Here's one that makes no sense to me: a man admits to raping 3 minors and gets a suspended sentence. Should I believe that God works in mysterious ways or that religion has bound our hands when it comes to justice, because politicians are so afraid of angering their constituencies?
If he'd been a Muslim cleric or a black man in Boston court, I doubt they'd have been so lenient. Then again, the Muslim cleric might have gotten the same light treatment somewhere in the Middle East.
I have to say when Obama talks about God it makes me ill. It's pandering of the worst sort for the worst reasons. I know he supports giving more money to faith-based social services only if "they separate their faith out of their services." But why the hell should we be paying religious organizations to provide services the government should be providing? Either you believe government exists to serve the people, or you go through the backdoor and pay churches and temples and, maybe, mosques (but maybe not too many mosques, and certainly not Wiccans). Because all religions are equal but some are more equal than others.
By george, Barry Goldwater had him some cajones:
On religious issues there can be little or no compromise. There is no position on which people are so immovable as their religious beliefs.
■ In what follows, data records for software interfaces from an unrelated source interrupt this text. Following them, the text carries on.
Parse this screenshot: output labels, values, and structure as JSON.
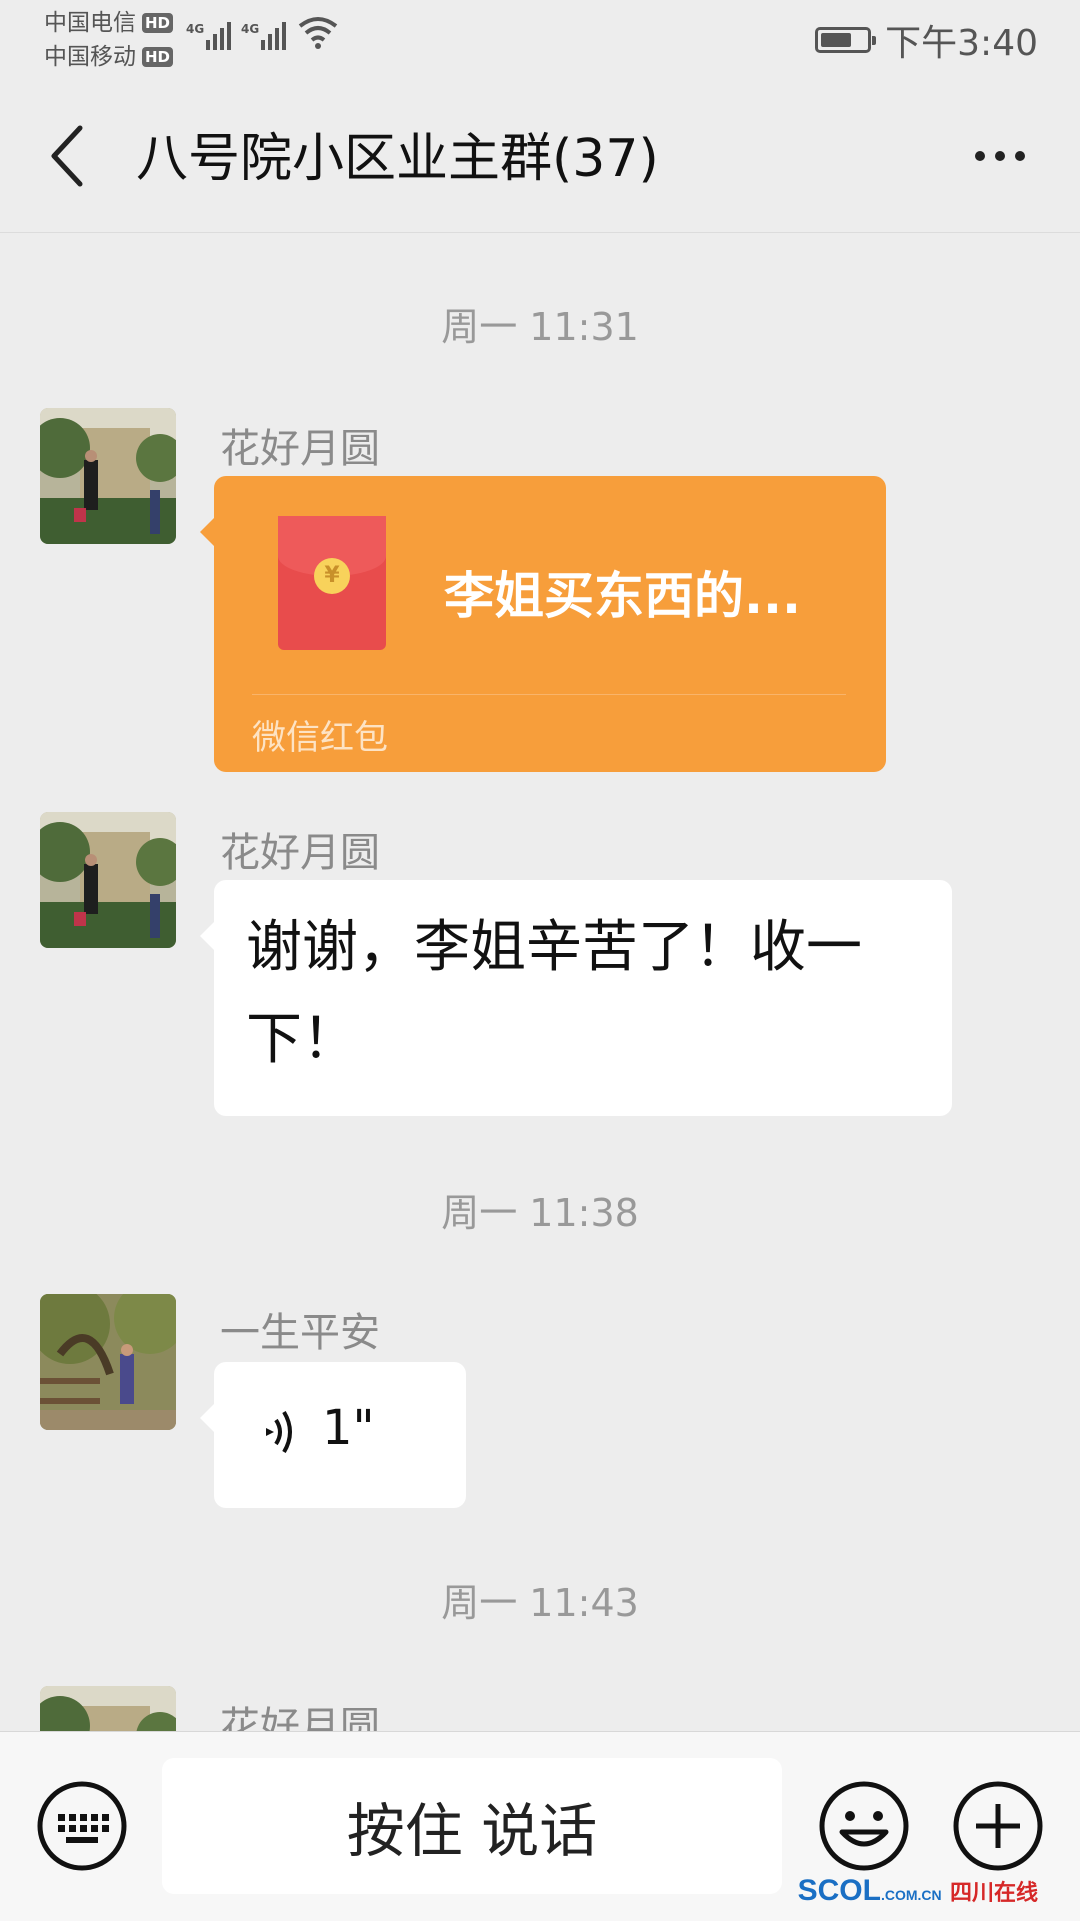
{
  "status_bar": {
    "carrier1": "中国电信",
    "carrier2": "中国移动",
    "hd_badge": "HD",
    "network_label": "4G",
    "clock": "下午3:40"
  },
  "header": {
    "title": "八号院小区业主群(37)"
  },
  "messages": [
    {
      "type": "timestamp",
      "text": "周一 11:31"
    },
    {
      "type": "red_packet",
      "sender": "花好月圆",
      "title": "李姐买东西的...",
      "label": "微信红包"
    },
    {
      "type": "text",
      "sender": "花好月圆",
      "text": "谢谢，李姐辛苦了！收一下！"
    },
    {
      "type": "timestamp",
      "text": "周一 11:38"
    },
    {
      "type": "voice",
      "sender": "一生平安",
      "duration": "1\""
    },
    {
      "type": "timestamp",
      "text": "周一 11:43"
    },
    {
      "type": "text",
      "sender": "花好月圆"
    }
  ],
  "input_bar": {
    "hold_to_talk_label": "按住 说话"
  },
  "watermark": {
    "brand": "SCOL",
    "domain": ".COM.CN",
    "name": "四川在线"
  },
  "colors": {
    "background": "#ededed",
    "red_packet": "#f79e3b",
    "bubble": "#ffffff"
  }
}
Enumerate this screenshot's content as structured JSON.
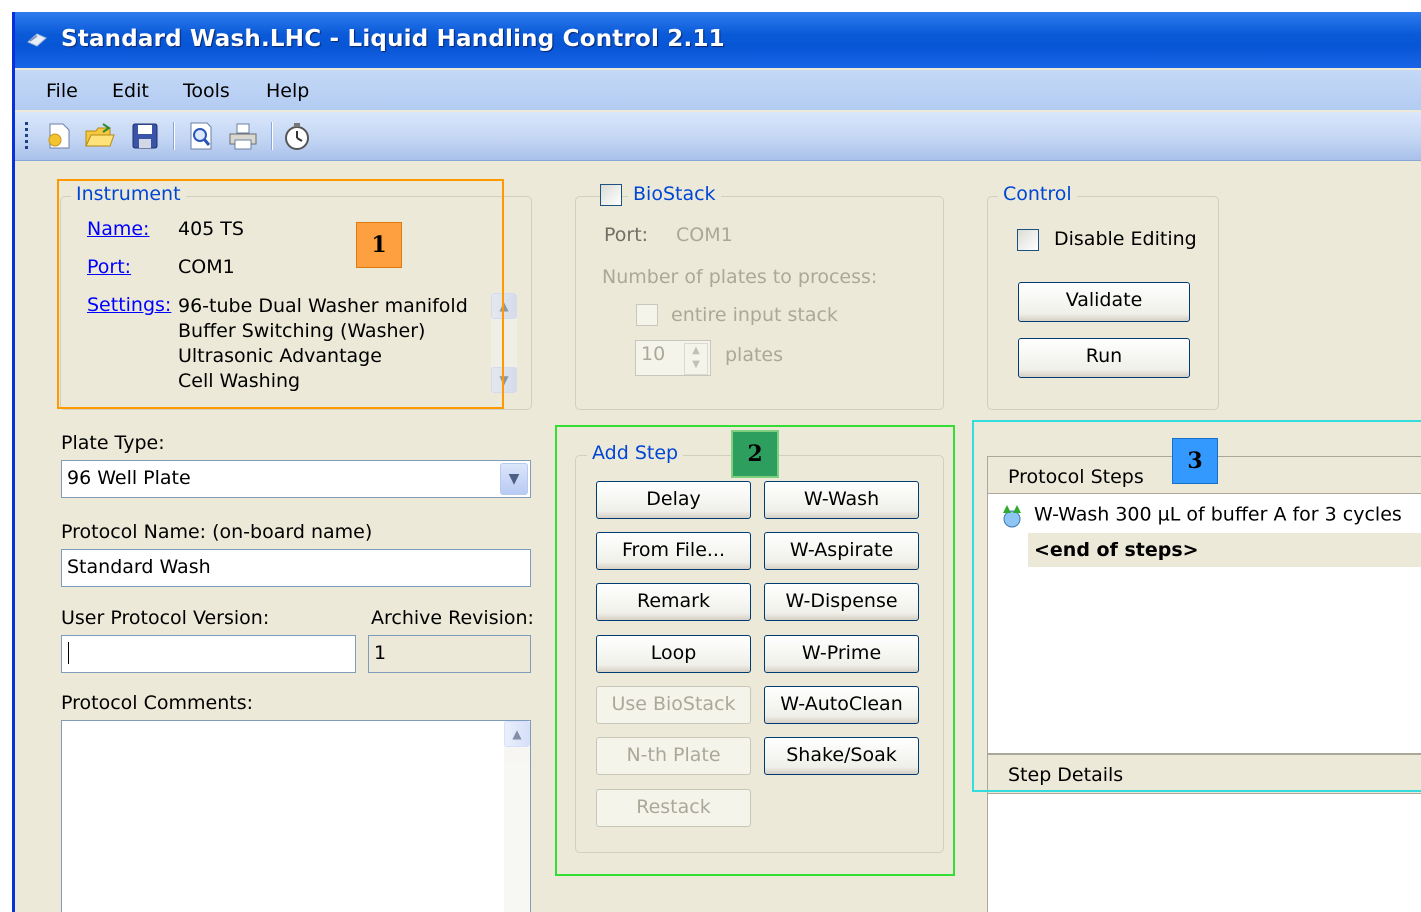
{
  "window": {
    "title": "Standard Wash.LHC - Liquid Handling Control 2.11"
  },
  "menu": [
    "File",
    "Edit",
    "Tools",
    "Help"
  ],
  "toolbar": {
    "icons": [
      "new-file-icon",
      "open-folder-icon",
      "save-icon",
      "print-preview-icon",
      "print-icon",
      "timer-icon"
    ]
  },
  "instrument": {
    "legend": "Instrument",
    "name_label": "Name:",
    "name_value": "405 TS",
    "port_label": "Port:",
    "port_value": "COM1",
    "settings_label": "Settings:",
    "settings": [
      "96-tube Dual Washer manifold",
      "Buffer Switching (Washer)",
      "Ultrasonic Advantage",
      "Cell Washing"
    ]
  },
  "biostack": {
    "legend": "BioStack",
    "checked": false,
    "port_label": "Port:",
    "port_value": "COM1",
    "plates_label": "Number of plates to process:",
    "entire_stack_label": "entire input stack",
    "plates_value": "10",
    "plates_unit": "plates"
  },
  "control": {
    "legend": "Control",
    "disable_editing_label": "Disable Editing",
    "validate_label": "Validate",
    "run_label": "Run"
  },
  "form": {
    "plate_type_label": "Plate Type:",
    "plate_type_value": "96 Well Plate",
    "protocol_name_label": "Protocol Name:  (on-board name)",
    "protocol_name_value": "Standard Wash",
    "user_version_label": "User Protocol Version:",
    "user_version_value": "",
    "archive_label": "Archive Revision:",
    "archive_value": "1",
    "comments_label": "Protocol Comments:"
  },
  "add_step": {
    "legend": "Add Step",
    "left_buttons": [
      "Delay",
      "From File...",
      "Remark",
      "Loop",
      "Use BioStack",
      "N-th Plate",
      "Restack"
    ],
    "right_buttons": [
      "W-Wash",
      "W-Aspirate",
      "W-Dispense",
      "W-Prime",
      "W-AutoClean",
      "Shake/Soak"
    ]
  },
  "protocol_steps": {
    "header": "Protocol Steps",
    "items": [
      "W-Wash 300 µL of buffer A for 3 cycles"
    ],
    "end_marker": "<end of steps>"
  },
  "step_details": {
    "header": "Step Details"
  },
  "annotations": [
    {
      "label": "1",
      "color": "#ff9900",
      "badge_bg": "#ffa040"
    },
    {
      "label": "2",
      "color": "#33dd33",
      "badge_bg": "#2e9e5e"
    },
    {
      "label": "3",
      "color": "#33dddd",
      "badge_bg": "#3399ff"
    }
  ]
}
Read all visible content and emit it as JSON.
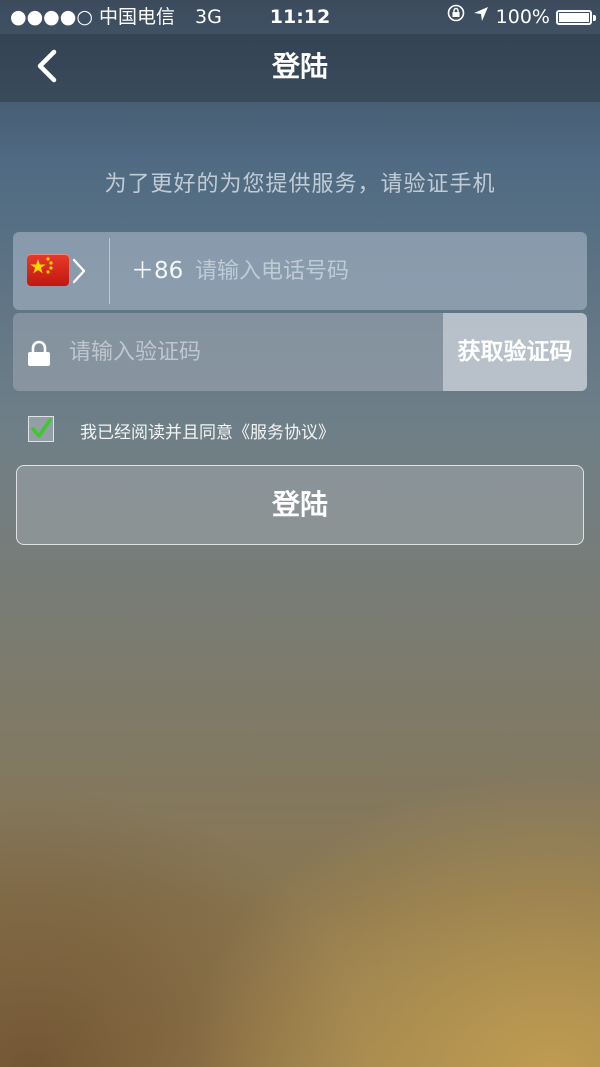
{
  "status_bar": {
    "signal_dots": "●●●●○",
    "carrier": "中国电信",
    "network": "3G",
    "time": "11:12",
    "battery": "100%",
    "icons": [
      "rotation-lock-icon",
      "location-arrow-icon",
      "battery-icon"
    ]
  },
  "nav": {
    "title": "登陆",
    "back_icon": "chevron-left-icon"
  },
  "hint": "为了更好的为您提供服务，请验证手机",
  "phone": {
    "country_flag": "china-flag-icon",
    "country_code": "＋86",
    "placeholder": "请输入电话号码",
    "value": ""
  },
  "code": {
    "lock_icon": "lock-icon",
    "placeholder": "请输入验证码",
    "value": "",
    "get_code_label": "获取验证码"
  },
  "agreement": {
    "checked": true,
    "text": "我已经阅读并且同意《服务协议》"
  },
  "login_button": "登陆",
  "colors": {
    "check_green": "#3ec82a",
    "flag_red": "#d8281a",
    "flag_star": "#ffd700"
  }
}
There is no more powerful ally one can claim in a debate than Jesus Christ, or God, or Allah, or whatever one calls this supreme being. But like any powerful weapon, the use of God's name on one's behalf should be used sparingly. The religious factions that are growing throughout our land are not using their religious clout with wisdom. They are trying to force government leaders into following their position 100 percent. If you disagree with these religious groups on a particular moral issue, they complain, they threaten you with a loss of money or votes or both.
I'm frankly sick and tired of the political preachers across this country telling me as a citizen that if I want to be a moral person, I must believe in "A," "B," "C" and "D." Just who do they think they are? And from where do they presume to claim the right to dictate their moral beliefs to me? And I am even more angry as a legislator who must endure the threats of every religious group who thinks it has some God-granted right to control my vote on every roll call in the Senate. I am warning them today: I will fight them every step of the way if they try to dictate their moral convictions to all Americans in the name of "conservatism."
Being a conservative in America traditionally has meant that one holds a deep, abiding respect for the Constitution. We conservatives believe sincerely in the integrity of the Constitution. We treasure the freedom that document protects....I am made so sick by this sentence. Can we get any Democratically elected politician to decry it?
By maintaining the separation of church and state, the United States has avoided the intolerance which has so divided the rest of the world with religious wars. Throughout our two hundred plus years, public policy debate has focused on political and economic issues, on which there can be compromise....
The great decisions of government cannot be dictated by the concerns of religious factions. This was true in the days of Madison, and it is just as true today. We have succeeded for 205 years in keeping the affairs of state separate from the uncompromising idealism of religious groups and we mustn't stop now. To retreat from that separation would violate the principles of conservatism and the values upon which the framers built this democratic republic.
The priest was also ordered to have no contact with the victims, no contact with minors, and to wear a GPS anklet at all times to monitor his whereabouts.